For those that don’t have time to cultivate plants, you can always press live leaves and flowers into photo frames. By pressing them fresh directly into frames, they’ll dry inside the frame, giving you a natural piece of artwork that lasts for years.
Terrariums and Indoor Greenhouses
Terrariums are a creative way of incorporating mini gardens into your home. You’ll need a glass vessel, in which you spread a layer of small stones, followed by a layer of potting soil, and topped with a last layer or stones. Succulents and cacti tend to do the best in terrariums and need very little care, but air plants and different types of bonsais and mosses work well too.
Herb spirals are a phenomenal piece of design for growing culinary and medicinal herbs. Not only do they provide you with captivating centerpieces for living decor, they’ll also produce a whole range of herbs in a very efficient way. Herb spirals will also give your home a fragrant aromatherapy touch, and will keep mosquitoes away.
Build a small spiral of soil and support it with rock walls. Consider where you’ll place it in the room first. Plants that like the most light - such as chamomile - should be planted on the side of the spiral that will receives the most sun (facing the window usually). Plants that need less sunlight - such as mint - are planted on the other side. Herbs that like drier conditions - like rosemary, sage, and oregano - are planted on the top of the spiral, with wet-footed herbs - like watercress and lemongrass - planted at the bottom.
Bookshelves of Plants
Perhaps you have an old empty bookshelf or your bookshelf has spaces that aren’t filled with literary wonders.

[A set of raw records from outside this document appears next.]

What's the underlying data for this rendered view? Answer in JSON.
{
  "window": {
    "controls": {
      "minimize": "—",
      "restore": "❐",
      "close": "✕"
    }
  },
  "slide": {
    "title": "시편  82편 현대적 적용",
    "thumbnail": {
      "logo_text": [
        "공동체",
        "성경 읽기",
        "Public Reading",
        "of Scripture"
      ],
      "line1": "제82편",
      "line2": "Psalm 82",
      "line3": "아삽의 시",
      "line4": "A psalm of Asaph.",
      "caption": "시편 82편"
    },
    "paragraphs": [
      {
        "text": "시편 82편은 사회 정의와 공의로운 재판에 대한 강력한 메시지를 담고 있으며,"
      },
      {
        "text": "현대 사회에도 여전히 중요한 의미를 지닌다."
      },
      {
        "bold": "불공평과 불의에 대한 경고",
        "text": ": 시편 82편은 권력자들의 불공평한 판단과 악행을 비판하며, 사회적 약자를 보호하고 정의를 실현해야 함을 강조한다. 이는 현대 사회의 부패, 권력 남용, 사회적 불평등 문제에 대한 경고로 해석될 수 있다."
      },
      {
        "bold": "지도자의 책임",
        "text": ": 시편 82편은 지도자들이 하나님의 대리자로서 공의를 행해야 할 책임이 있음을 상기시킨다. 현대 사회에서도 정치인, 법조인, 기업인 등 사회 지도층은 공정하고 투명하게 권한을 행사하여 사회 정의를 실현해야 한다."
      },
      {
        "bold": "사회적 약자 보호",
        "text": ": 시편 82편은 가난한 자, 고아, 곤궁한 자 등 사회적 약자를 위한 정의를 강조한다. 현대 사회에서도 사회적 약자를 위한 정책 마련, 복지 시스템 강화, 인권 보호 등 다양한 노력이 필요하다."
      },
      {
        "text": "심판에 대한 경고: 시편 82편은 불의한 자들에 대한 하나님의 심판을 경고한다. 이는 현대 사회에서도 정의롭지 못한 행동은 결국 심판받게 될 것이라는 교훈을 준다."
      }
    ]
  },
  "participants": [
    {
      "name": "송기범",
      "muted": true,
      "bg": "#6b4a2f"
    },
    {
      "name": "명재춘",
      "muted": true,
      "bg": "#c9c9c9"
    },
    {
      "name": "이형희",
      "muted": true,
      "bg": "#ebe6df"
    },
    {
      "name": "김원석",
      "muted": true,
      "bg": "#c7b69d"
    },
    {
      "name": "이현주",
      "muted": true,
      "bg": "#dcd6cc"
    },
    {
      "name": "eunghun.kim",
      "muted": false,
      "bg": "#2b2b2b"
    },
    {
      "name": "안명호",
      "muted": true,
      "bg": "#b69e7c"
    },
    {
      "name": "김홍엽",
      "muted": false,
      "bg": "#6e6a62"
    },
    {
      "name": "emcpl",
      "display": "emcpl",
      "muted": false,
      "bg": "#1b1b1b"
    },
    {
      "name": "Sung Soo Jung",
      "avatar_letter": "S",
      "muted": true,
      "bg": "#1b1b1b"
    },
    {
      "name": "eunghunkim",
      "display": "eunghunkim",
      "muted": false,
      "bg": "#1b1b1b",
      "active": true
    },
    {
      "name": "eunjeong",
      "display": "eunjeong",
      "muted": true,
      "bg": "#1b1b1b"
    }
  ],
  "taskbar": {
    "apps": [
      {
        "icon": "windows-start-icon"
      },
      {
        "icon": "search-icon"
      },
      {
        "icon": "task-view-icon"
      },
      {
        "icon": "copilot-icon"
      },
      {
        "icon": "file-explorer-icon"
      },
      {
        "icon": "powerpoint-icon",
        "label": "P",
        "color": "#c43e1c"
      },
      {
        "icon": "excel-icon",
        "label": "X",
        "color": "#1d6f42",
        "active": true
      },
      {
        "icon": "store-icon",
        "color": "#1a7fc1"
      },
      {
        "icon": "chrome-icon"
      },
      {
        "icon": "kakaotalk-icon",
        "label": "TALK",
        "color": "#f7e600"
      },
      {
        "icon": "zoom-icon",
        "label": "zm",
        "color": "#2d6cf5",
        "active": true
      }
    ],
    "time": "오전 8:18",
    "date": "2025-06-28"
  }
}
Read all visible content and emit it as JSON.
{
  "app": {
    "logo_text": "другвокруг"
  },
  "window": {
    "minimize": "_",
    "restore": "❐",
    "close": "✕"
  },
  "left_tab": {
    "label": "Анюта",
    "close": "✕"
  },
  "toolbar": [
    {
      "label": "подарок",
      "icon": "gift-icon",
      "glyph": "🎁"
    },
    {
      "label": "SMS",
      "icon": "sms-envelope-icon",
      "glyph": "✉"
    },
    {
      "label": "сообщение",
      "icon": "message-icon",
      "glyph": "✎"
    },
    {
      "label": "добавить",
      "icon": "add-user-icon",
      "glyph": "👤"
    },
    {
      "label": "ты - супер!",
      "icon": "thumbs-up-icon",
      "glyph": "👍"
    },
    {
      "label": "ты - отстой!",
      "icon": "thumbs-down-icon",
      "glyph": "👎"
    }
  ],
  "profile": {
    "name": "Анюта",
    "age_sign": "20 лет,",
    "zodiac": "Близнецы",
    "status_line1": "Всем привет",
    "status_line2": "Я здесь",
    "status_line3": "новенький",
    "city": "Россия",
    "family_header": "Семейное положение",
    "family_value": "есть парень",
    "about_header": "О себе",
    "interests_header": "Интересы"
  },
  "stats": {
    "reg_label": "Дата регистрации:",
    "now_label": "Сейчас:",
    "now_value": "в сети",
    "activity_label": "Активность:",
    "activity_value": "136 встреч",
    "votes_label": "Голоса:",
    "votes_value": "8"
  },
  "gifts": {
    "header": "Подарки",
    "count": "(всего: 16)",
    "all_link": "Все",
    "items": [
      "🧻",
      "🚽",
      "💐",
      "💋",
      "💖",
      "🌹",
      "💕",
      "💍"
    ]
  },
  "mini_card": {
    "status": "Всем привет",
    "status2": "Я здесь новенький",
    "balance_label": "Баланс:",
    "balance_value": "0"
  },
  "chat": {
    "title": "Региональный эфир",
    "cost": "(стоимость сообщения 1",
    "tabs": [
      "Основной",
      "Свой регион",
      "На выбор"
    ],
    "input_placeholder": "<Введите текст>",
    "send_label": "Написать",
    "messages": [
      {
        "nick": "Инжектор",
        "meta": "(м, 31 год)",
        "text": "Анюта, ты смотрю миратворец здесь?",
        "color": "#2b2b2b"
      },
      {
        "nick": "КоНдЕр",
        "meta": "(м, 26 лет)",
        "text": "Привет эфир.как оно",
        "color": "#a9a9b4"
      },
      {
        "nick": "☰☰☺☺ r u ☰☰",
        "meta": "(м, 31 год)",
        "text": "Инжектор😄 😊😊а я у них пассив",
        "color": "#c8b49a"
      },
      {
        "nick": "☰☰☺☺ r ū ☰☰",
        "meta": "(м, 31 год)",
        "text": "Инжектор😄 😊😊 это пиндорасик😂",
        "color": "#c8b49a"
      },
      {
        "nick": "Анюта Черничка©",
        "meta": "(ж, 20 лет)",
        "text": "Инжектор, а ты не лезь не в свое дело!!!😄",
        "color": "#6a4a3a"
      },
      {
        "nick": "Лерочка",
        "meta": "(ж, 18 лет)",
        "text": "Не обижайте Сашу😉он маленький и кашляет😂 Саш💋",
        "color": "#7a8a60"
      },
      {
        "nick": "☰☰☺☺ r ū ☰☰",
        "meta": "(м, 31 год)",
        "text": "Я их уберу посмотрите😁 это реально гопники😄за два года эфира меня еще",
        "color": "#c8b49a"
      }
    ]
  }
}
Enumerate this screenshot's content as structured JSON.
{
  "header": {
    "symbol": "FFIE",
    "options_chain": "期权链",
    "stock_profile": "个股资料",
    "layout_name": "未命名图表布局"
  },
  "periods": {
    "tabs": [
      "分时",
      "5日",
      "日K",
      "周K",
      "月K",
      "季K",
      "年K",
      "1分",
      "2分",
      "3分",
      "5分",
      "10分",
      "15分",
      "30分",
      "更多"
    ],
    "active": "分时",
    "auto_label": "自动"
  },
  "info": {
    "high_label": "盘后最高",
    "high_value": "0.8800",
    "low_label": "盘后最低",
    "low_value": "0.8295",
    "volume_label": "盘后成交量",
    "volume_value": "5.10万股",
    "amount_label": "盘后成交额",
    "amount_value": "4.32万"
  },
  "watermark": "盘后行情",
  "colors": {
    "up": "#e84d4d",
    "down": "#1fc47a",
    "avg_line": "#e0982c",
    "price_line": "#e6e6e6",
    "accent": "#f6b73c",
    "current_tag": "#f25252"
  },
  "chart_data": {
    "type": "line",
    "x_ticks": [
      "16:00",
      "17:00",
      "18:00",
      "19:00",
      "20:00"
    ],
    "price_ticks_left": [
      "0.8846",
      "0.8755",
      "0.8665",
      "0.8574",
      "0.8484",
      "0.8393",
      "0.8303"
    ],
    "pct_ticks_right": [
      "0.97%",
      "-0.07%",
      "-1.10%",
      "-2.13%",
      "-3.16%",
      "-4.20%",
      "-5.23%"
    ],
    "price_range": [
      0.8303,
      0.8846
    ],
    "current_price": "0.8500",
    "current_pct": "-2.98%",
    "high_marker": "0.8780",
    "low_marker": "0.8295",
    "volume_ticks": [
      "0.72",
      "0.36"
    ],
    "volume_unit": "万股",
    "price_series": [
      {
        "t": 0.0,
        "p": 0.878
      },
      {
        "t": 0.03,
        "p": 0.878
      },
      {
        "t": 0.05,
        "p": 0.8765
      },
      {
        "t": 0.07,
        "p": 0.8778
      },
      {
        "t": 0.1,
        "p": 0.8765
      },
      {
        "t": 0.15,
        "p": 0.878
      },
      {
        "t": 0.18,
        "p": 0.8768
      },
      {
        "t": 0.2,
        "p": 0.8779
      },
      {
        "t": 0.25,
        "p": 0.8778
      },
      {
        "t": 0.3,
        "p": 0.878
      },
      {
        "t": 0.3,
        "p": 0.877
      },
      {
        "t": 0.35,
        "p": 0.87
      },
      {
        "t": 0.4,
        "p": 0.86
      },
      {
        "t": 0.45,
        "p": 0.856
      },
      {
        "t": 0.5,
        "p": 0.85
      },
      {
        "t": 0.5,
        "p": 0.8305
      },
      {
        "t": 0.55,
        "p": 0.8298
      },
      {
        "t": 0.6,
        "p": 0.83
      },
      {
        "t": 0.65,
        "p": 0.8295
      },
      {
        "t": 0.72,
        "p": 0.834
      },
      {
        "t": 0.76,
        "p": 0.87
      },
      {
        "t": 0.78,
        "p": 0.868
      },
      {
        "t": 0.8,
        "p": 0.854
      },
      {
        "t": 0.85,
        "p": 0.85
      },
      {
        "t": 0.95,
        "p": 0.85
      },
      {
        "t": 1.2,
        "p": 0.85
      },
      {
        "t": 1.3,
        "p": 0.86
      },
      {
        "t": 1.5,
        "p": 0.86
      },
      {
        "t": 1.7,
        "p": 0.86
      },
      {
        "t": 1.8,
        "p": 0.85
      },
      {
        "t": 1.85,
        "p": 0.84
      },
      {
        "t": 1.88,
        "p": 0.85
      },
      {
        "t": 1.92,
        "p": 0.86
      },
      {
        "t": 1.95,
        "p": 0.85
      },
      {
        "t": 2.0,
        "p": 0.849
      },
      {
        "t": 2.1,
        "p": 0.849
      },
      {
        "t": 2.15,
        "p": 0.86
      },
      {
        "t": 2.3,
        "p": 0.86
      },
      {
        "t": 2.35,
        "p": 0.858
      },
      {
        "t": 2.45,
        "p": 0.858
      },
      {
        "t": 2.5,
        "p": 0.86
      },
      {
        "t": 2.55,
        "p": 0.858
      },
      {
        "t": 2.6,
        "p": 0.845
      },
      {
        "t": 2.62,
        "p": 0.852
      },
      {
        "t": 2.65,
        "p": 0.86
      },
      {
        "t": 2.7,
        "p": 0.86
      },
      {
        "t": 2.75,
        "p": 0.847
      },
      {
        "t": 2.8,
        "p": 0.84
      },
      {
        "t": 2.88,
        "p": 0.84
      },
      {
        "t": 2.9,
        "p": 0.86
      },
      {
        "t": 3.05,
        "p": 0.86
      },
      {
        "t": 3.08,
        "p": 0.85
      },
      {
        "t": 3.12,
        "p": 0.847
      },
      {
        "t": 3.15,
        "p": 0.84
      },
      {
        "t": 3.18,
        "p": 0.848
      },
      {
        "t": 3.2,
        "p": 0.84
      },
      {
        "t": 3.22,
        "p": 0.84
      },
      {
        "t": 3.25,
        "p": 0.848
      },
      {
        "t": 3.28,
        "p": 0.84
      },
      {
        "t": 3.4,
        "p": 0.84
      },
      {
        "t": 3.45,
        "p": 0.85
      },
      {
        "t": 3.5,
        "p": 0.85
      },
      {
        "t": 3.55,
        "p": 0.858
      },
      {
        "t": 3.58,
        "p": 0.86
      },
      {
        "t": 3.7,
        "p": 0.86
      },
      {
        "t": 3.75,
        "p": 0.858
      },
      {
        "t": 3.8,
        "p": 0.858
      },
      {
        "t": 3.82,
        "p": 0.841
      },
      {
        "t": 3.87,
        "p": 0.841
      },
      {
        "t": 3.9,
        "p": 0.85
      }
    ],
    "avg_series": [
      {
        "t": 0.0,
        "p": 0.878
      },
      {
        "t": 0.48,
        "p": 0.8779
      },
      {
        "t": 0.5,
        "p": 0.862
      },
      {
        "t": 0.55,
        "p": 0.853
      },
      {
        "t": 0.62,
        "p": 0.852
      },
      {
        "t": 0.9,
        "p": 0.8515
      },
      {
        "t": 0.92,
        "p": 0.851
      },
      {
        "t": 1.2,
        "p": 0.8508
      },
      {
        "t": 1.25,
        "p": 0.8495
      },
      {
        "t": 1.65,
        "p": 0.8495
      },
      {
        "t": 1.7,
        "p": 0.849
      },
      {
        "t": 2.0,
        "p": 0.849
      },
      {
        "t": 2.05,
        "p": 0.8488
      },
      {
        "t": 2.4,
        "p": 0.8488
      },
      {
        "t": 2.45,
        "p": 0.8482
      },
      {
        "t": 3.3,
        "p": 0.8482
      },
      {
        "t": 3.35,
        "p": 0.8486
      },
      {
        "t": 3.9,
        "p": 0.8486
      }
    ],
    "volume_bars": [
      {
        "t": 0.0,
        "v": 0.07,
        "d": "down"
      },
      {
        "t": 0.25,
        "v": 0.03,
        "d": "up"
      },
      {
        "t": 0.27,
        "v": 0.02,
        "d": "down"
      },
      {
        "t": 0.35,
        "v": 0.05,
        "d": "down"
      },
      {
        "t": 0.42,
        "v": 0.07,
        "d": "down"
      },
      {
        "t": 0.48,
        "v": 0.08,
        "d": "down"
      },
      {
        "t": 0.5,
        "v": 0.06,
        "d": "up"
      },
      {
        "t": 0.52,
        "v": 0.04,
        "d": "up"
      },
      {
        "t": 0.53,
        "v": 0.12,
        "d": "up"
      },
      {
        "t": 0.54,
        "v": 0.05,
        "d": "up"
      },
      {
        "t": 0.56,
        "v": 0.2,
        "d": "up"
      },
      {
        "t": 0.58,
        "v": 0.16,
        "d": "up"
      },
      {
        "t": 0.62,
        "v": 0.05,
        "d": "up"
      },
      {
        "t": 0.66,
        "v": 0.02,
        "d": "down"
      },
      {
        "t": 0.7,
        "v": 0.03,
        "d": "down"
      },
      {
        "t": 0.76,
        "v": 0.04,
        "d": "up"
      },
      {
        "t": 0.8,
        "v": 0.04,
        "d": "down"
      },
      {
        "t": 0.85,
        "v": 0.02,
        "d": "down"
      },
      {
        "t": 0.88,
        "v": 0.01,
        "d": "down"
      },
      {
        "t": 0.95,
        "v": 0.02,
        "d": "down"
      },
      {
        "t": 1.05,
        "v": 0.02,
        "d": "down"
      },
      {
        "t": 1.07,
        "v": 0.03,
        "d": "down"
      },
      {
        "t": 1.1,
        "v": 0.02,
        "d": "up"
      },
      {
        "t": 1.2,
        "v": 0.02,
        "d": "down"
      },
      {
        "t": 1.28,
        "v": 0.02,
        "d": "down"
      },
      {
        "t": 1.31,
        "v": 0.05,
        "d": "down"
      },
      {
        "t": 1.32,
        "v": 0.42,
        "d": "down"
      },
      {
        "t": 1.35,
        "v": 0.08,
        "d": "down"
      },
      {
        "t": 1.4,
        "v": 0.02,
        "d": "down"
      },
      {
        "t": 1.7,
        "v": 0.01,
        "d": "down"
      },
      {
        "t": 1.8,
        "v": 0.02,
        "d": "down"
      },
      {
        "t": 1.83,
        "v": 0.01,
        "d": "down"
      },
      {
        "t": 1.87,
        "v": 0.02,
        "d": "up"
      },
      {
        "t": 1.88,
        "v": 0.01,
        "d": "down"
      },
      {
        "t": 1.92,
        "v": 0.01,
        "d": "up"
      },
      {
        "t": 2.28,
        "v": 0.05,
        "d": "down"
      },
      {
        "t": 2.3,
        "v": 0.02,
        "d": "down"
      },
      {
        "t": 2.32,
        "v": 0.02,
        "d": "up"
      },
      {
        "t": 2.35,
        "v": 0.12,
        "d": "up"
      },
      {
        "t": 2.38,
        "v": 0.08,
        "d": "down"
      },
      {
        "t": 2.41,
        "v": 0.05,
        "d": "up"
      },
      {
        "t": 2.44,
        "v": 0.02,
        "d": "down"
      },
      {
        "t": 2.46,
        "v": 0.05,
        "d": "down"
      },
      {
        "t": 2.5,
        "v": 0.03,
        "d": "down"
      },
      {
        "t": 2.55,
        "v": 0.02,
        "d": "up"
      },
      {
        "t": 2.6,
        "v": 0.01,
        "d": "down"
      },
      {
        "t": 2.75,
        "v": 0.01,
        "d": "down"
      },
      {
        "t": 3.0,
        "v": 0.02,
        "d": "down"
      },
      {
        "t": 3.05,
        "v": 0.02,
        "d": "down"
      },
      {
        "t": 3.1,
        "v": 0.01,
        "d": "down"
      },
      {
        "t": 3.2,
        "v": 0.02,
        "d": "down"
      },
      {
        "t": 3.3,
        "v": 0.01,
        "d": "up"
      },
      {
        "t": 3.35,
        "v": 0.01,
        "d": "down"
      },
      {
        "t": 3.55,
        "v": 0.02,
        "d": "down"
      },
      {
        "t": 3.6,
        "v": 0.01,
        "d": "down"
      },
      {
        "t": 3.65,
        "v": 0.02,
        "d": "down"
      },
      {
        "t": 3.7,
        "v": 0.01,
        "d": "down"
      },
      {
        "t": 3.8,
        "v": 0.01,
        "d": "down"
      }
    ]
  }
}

Why not place some plants in between. You can adorn the top of the book shelf with low-hanging vines to give a ‘Secret Garden’ feel, or intersperse your books with heavy-bottomed cacti and succulents to work as bookends.
If you have a shelf that’s simply empty, why not fill it up with a catalog of plants of all shapes and sizes!
Hydroponics in Glass Vases
Glass vases give a very slick look in your home, combined with the intricate beauty of visible root systems. There are many species of plants and trees that will root when placed in water, showcasing as much artistry below as above. You will need a vase that has a thinner neck at the top to support your cutting, while the bottom should be wider to accommodate the roots that will grow.
Fiddle leaf figs and geraniums are ideal for this. You can also use lavender, sage, basil, oregano, rosemary, and mint for pickable herbs and natural room fragrancers. For air filtering houseplants, you can pick from spider plants, jade, peace lilies, and begonias.
Last but not least, air plants are the perfect solution for the lazy gardener. While many of us live busy lives and fear the death of houseplants, air plants are the ideal answer to the problem. They grow by taking all they need from the air around them, without need for soil or lots of water.
They like to attach themselves to rocks or trees. To accommodate this when using air plants as living decor, give them a little rock formation or piece of wood/bark is the best option. You need to water them every one to two weeks, by filling the sink and rinsing them. Let them drain in the sink overnight. You can also spray them once a week. They like partial shade, but they like warm temperatures.
No matter your horticultural skill, there are a whole menagerie of options for living decor, to give your room that green-thumbed feel. Whether you’re looking to fill floor to ceiling like a forested boudoir, or to add a slice of green in a minimal studio, you can incorporate plants on all levels of your living space.
Just remember that houseplants need light and will grow toward the light they find - so think about this journey over time and place your plants strategically considering their growth in the future.